Tutorial (sorta): Crochet Garlands
Making little motifs is fun and a great way to use up scraps of yarn that would otherwise sit around collecting dust or end up being tossed out. But what are you gonna do with a bunch of motifs? Make a garland, of course. All you have to do is find some motif patterns, bust ‘em out, and connect them all together with a chain.
Here are some links to motif patterns:
flower in a circle
star in a star
circle in a square
golden season motif
half granny motif
Okay, that’s plenty for now (there are TONS of free motif patterns on the web). When making the motifs, use the same weight/ply of yarn (and hook) for the whole works, regardless of what each individual motif instructions say. Motifs look especially striking when you use a different color thread for each round. So now you have all your lovely motifs made. Decide how far apart you’d like them. Let’s say you want 20 chains between each motif. To start, chain 5. Now slip stitch into your beginning chain (this makes a nice hanging loop). Next, make your 20 chains. Grab your first motif and decide where you want it connected to your chain. Insert your hook into your motif (into a stitch or space, depending) from front to back. Yarn over, draw the loop through, and make a single crochet. Chain 20, connect your next motif. Keep on going in this manner. When you have made your last 20 chains, chain 5 more and slip stitch into the 5th chain from the hook (to make hanging loop). Finish off. Weave in chain ends. Done!
You may encounter a situation in which you want to connect the whole top of a motif to the chain (as in a square or a triangle). Simple — you can either connect motifs with a single crochet in each corner, or just single crochet into each stitch across the top. If you are feeling adventurous, you could make a decorative edging instead of just a plain old chain (Do not make the hanging loops if you plan on taking this route). All you have to do is find an edging you like, and when you get to the end of your chain, turn your work to crochet back across the foundation chain.

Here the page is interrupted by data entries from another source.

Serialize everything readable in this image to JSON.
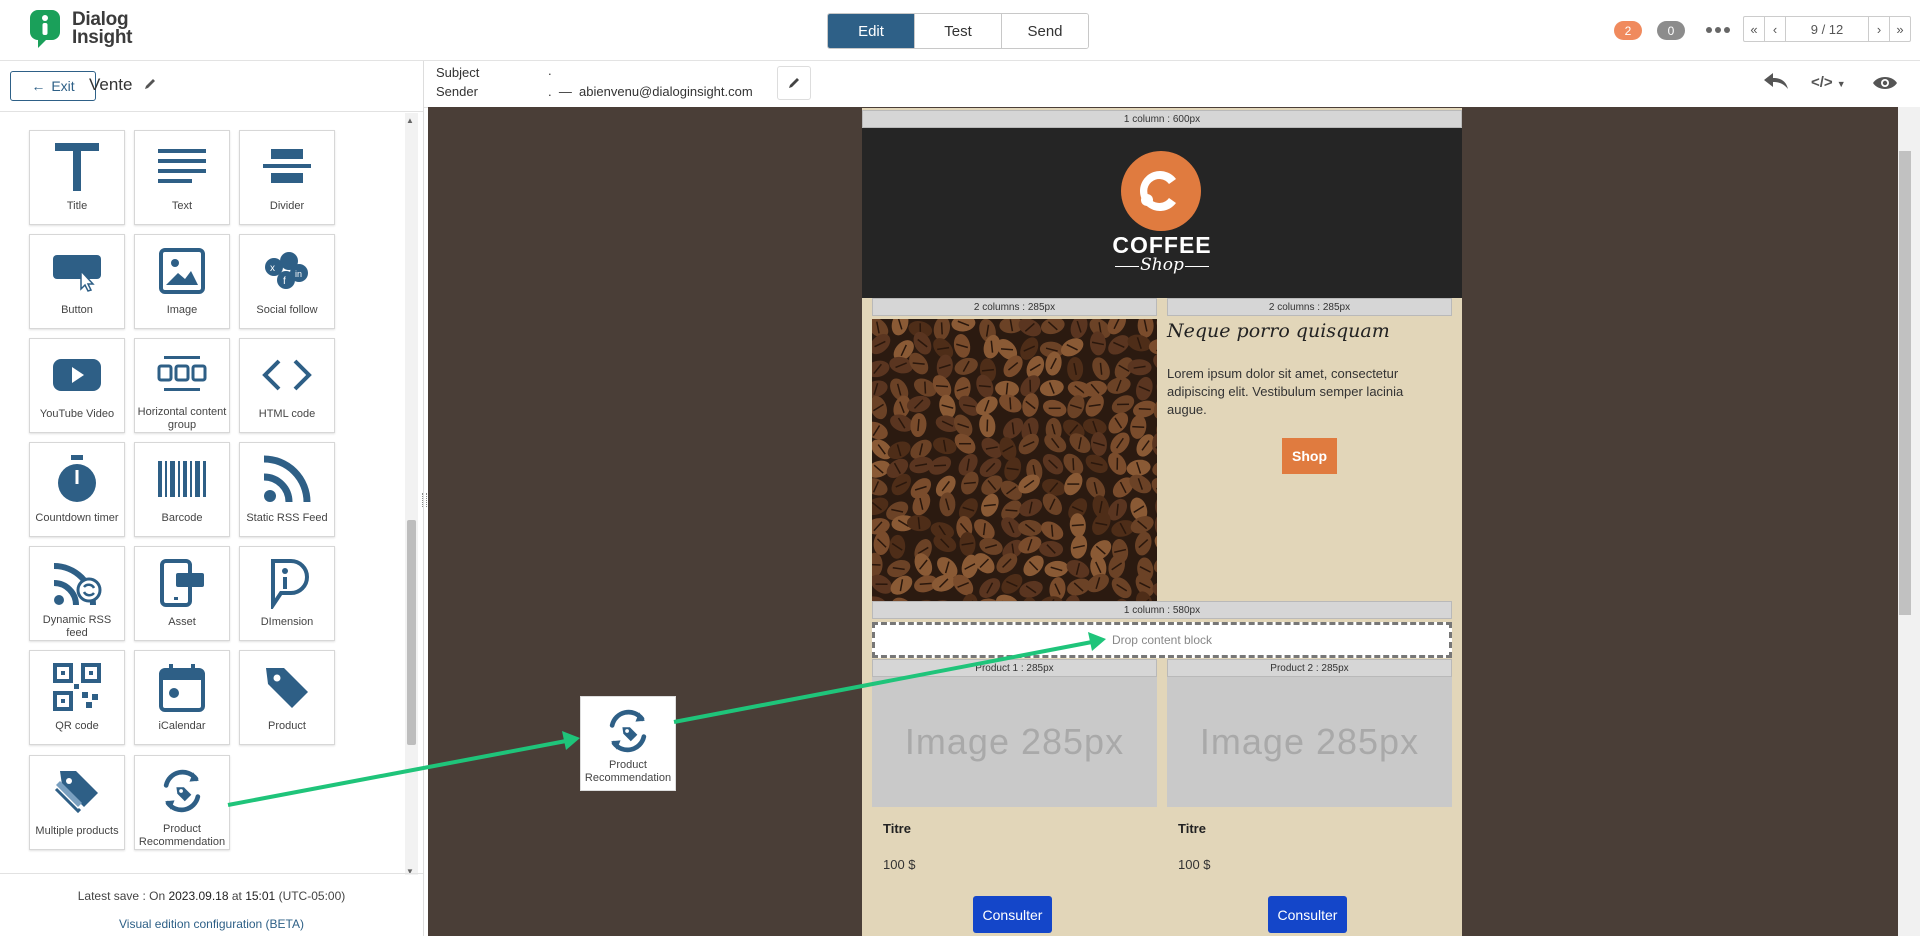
{
  "brand": {
    "line1": "Dialog",
    "line2": "Insight"
  },
  "tabs": [
    {
      "label": "Edit",
      "active": true
    },
    {
      "label": "Test",
      "active": false
    },
    {
      "label": "Send",
      "active": false
    }
  ],
  "badges": {
    "orange": "2",
    "gray": "0"
  },
  "pager": {
    "first": "«",
    "prev": "‹",
    "page": "9 / 12",
    "next": "›",
    "last": "»"
  },
  "panel": {
    "exit_label": "Exit",
    "campaign_name": "Vente",
    "blocks": [
      {
        "label": "Title",
        "icon": "title-icon"
      },
      {
        "label": "Text",
        "icon": "text-icon"
      },
      {
        "label": "Divider",
        "icon": "divider-icon"
      },
      {
        "label": "Button",
        "icon": "button-icon"
      },
      {
        "label": "Image",
        "icon": "image-icon"
      },
      {
        "label": "Social follow",
        "icon": "social-follow-icon"
      },
      {
        "label": "YouTube Video",
        "icon": "youtube-icon"
      },
      {
        "label": "Horizontal content group",
        "icon": "horizontal-group-icon"
      },
      {
        "label": "HTML code",
        "icon": "html-code-icon"
      },
      {
        "label": "Countdown timer",
        "icon": "stopwatch-icon"
      },
      {
        "label": "Barcode",
        "icon": "barcode-icon"
      },
      {
        "label": "Static RSS Feed",
        "icon": "rss-icon"
      },
      {
        "label": "Dynamic RSS feed",
        "icon": "dynamic-rss-icon"
      },
      {
        "label": "Asset",
        "icon": "asset-icon"
      },
      {
        "label": "DImension",
        "icon": "dimension-icon"
      },
      {
        "label": "QR code",
        "icon": "qr-code-icon"
      },
      {
        "label": "iCalendar",
        "icon": "calendar-icon"
      },
      {
        "label": "Product",
        "icon": "product-tag-icon"
      },
      {
        "label": "Multiple products",
        "icon": "multiple-tags-icon"
      },
      {
        "label": "Product Recommendation",
        "icon": "product-recommendation-icon"
      }
    ],
    "save_prefix": "Latest save : On ",
    "save_date": "2023.09.18",
    "save_at": " at ",
    "save_time": "15:01",
    "save_tz": " (UTC-05:00)",
    "config_link": "Visual edition configuration (BETA)"
  },
  "header": {
    "subject_label": "Subject",
    "subject_value": ".",
    "sender_label": "Sender",
    "sender_value": ".  —  abienvenu@dialoginsight.com",
    "code_label": "</>"
  },
  "email": {
    "bar_1col_600": "1 column : 600px",
    "logo_line1": "COFFEE",
    "logo_line2": "Shop",
    "bar_2col_left": "2 columns : 285px",
    "bar_2col_right": "2 columns : 285px",
    "heading": "Neque porro quisquam",
    "body": "Lorem ipsum dolor sit amet, consectetur adipiscing elit. Vestibulum semper lacinia augue.",
    "shop_button": "Shop",
    "bar_1col_580": "1 column : 580px",
    "drop_zone": "Drop content block",
    "product1_bar": "Product 1 : 285px",
    "product2_bar": "Product 2 : 285px",
    "image_placeholder_1": "Image 285px",
    "image_placeholder_2": "Image 285px",
    "title_1": "Titre",
    "title_2": "Titre",
    "price_1": "100 $",
    "price_2": "100 $",
    "consult_1": "Consulter",
    "consult_2": "Consulter"
  },
  "drag_ghost": {
    "label": "Product Recommendation"
  },
  "colors": {
    "accent": "#2e6087",
    "arrow": "#1fc47a",
    "shop": "#e07b3f",
    "consult": "#1446c9",
    "canvas": "#4a3e37"
  }
}
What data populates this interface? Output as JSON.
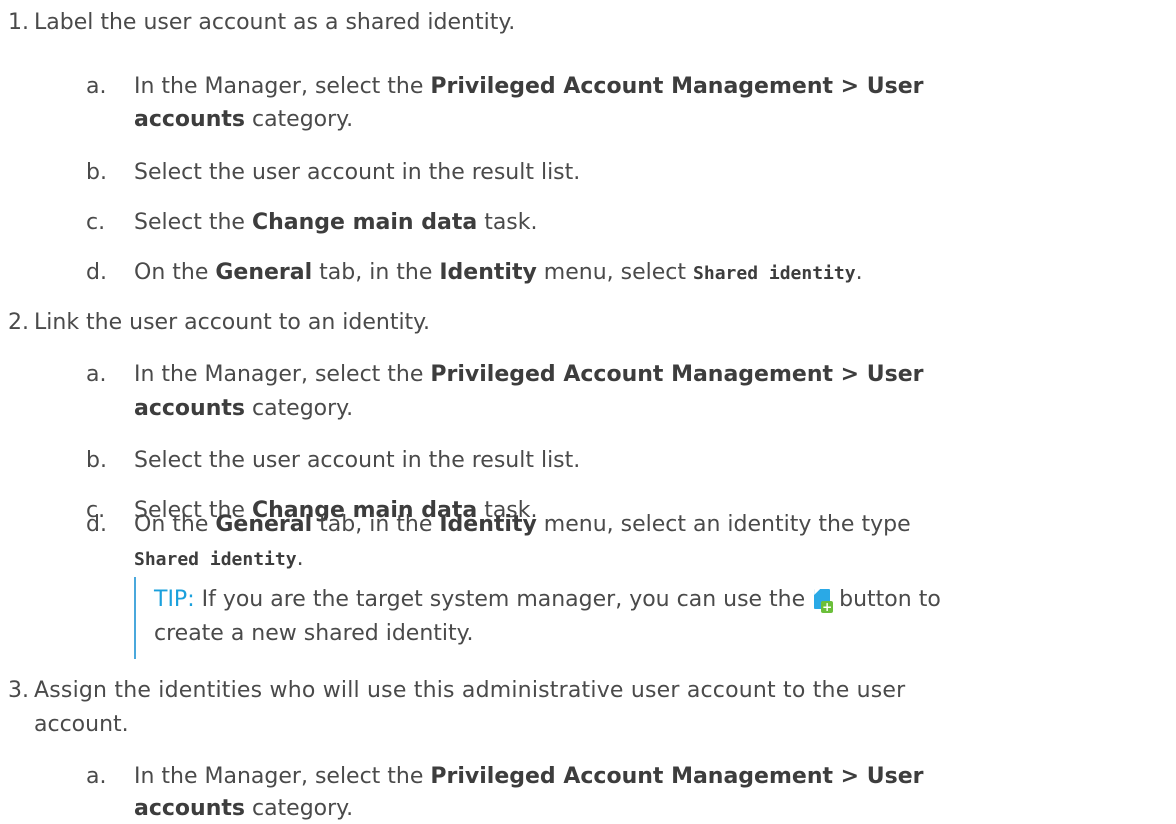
{
  "steps": [
    {
      "num": "1.",
      "text": "Label the user account as a shared identity.",
      "sub": [
        {
          "letter": "a.",
          "pre": "In the Manager, select the ",
          "bold": "Privileged Account Management > User",
          "bold2": "accounts",
          "post": " category."
        },
        {
          "letter": "b.",
          "text": "Select the user account in the result list."
        },
        {
          "letter": "c.",
          "pre": "Select the ",
          "bold": "Change main data",
          "post": " task."
        },
        {
          "letter": "d.",
          "pre": "On the ",
          "bold": "General",
          "mid": " tab, in the ",
          "bold2": "Identity",
          "mid2": " menu, select ",
          "code": "Shared identity",
          "post": "."
        }
      ]
    },
    {
      "num": "2.",
      "text": "Link the user account to an identity.",
      "sub": [
        {
          "letter": "a.",
          "pre": "In the Manager, select the ",
          "bold": "Privileged Account Management > User",
          "bold2": "accounts",
          "post": " category."
        },
        {
          "letter": "b.",
          "text": "Select the user account in the result list."
        },
        {
          "letter": "c.",
          "pre": "Select the ",
          "bold": "Change main data",
          "post": " task."
        },
        {
          "letter": "d.",
          "pre": "On the ",
          "bold": "General",
          "mid": " tab, in the ",
          "bold2": "Identity",
          "mid2": " menu, select an identity the type",
          "code": "Shared identity",
          "post": "."
        }
      ],
      "tip": {
        "label": "TIP:",
        "line1_pre": " If you are the target system manager, you can use the ",
        "line1_post": " button to",
        "line2": "create a new shared identity.",
        "icon": "new-item-icon"
      }
    },
    {
      "num": "3.",
      "text_line1": "Assign the identities who will use this administrative user account to the user",
      "text_line2": "account.",
      "sub": [
        {
          "letter": "a.",
          "pre": "In the Manager, select the ",
          "bold": "Privileged Account Management > User",
          "bold2": "accounts",
          "post": " category."
        }
      ]
    }
  ],
  "colors": {
    "text": "#4a4a4a",
    "tip": "#1aa0dc",
    "tip_border": "#4aa8dc",
    "icon_blue": "#2aa9e6",
    "icon_green": "#6bbf3a"
  }
}
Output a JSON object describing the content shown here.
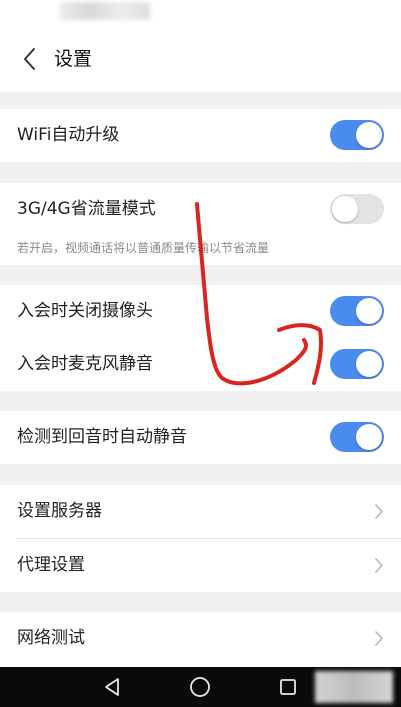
{
  "header": {
    "title": "设置"
  },
  "settings": {
    "wifi_upgrade": {
      "label": "WiFi自动升级",
      "enabled": true
    },
    "data_saver": {
      "label": "3G/4G省流量模式",
      "enabled": false,
      "hint": "若开启，视频通话将以普通质量传输以节省流量"
    },
    "camera_off_on_join": {
      "label": "入会时关闭摄像头",
      "enabled": true
    },
    "mic_mute_on_join": {
      "label": "入会时麦克风静音",
      "enabled": true
    },
    "echo_auto_mute": {
      "label": "检测到回音时自动静音",
      "enabled": true
    },
    "server_settings": {
      "label": "设置服务器"
    },
    "proxy_settings": {
      "label": "代理设置"
    },
    "network_test": {
      "label": "网络测试"
    }
  },
  "colors": {
    "toggle_on": "#4a8bef",
    "toggle_off": "#e3e3e3",
    "annotation": "#d8251f"
  },
  "icons": {
    "back": "chevron-left-icon",
    "row": "chevron-right-icon",
    "nav": [
      "back-triangle-icon",
      "home-circle-icon",
      "recents-square-icon"
    ]
  }
}
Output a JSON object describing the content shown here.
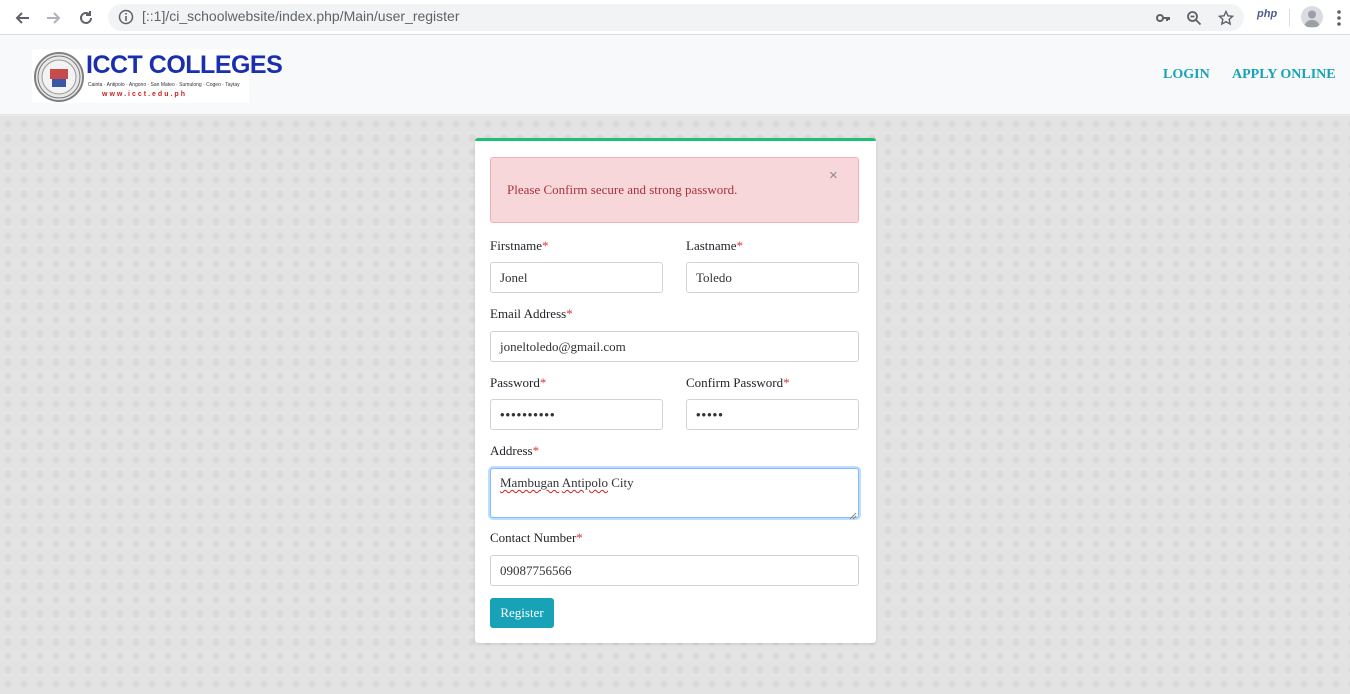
{
  "browser": {
    "url": "[::1]/ci_schoolwebsite/index.php/Main/user_register",
    "extension_label": "php",
    "icons": [
      "back-arrow-icon",
      "forward-arrow-icon",
      "reload-icon",
      "info-icon",
      "key-icon",
      "zoom-icon",
      "star-icon",
      "profile-icon",
      "menu-dots-icon"
    ]
  },
  "header": {
    "logo": {
      "title": "ICCT COLLEGES",
      "campuses": "Cainta · Antipolo · Angono · San Mateo · Sumulong · Cogeo · Taytay",
      "website": "www.icct.edu.ph"
    },
    "nav": {
      "login": "LOGIN",
      "apply_online": "APPLY ONLINE"
    }
  },
  "alert": {
    "message": "Please Confirm secure and strong password.",
    "close": "×"
  },
  "form": {
    "required_mark": "*",
    "firstname": {
      "label": "Firstname",
      "value": "Jonel"
    },
    "lastname": {
      "label": "Lastname",
      "value": "Toledo"
    },
    "email": {
      "label": "Email Address",
      "value": "joneltoledo@gmail.com"
    },
    "password": {
      "label": "Password",
      "value": "••••••••••"
    },
    "confirm_password": {
      "label": "Confirm Password",
      "value": "•••••"
    },
    "address": {
      "label": "Address",
      "value_word1": "Mambugan",
      "value_word2": "Antipolo",
      "value_word3": "City"
    },
    "contact": {
      "label": "Contact Number",
      "value": "09087756566"
    },
    "register_label": "Register"
  },
  "colors": {
    "accent": "#17a2b8",
    "card_top_border": "#20c074",
    "alert_bg": "#f8d7da",
    "alert_text": "#a8323d",
    "required": "#dc3545"
  }
}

You can see in the picture above that I connected all my motifs, turned my work, then half-double crocheted all the way across to the beginning again. You could do scallops, picots, loops, or whatever tickles your fancy. I guess this is more of an obvious how-to rather than a full-blown tutorial, but I hope it inspires you to make your own!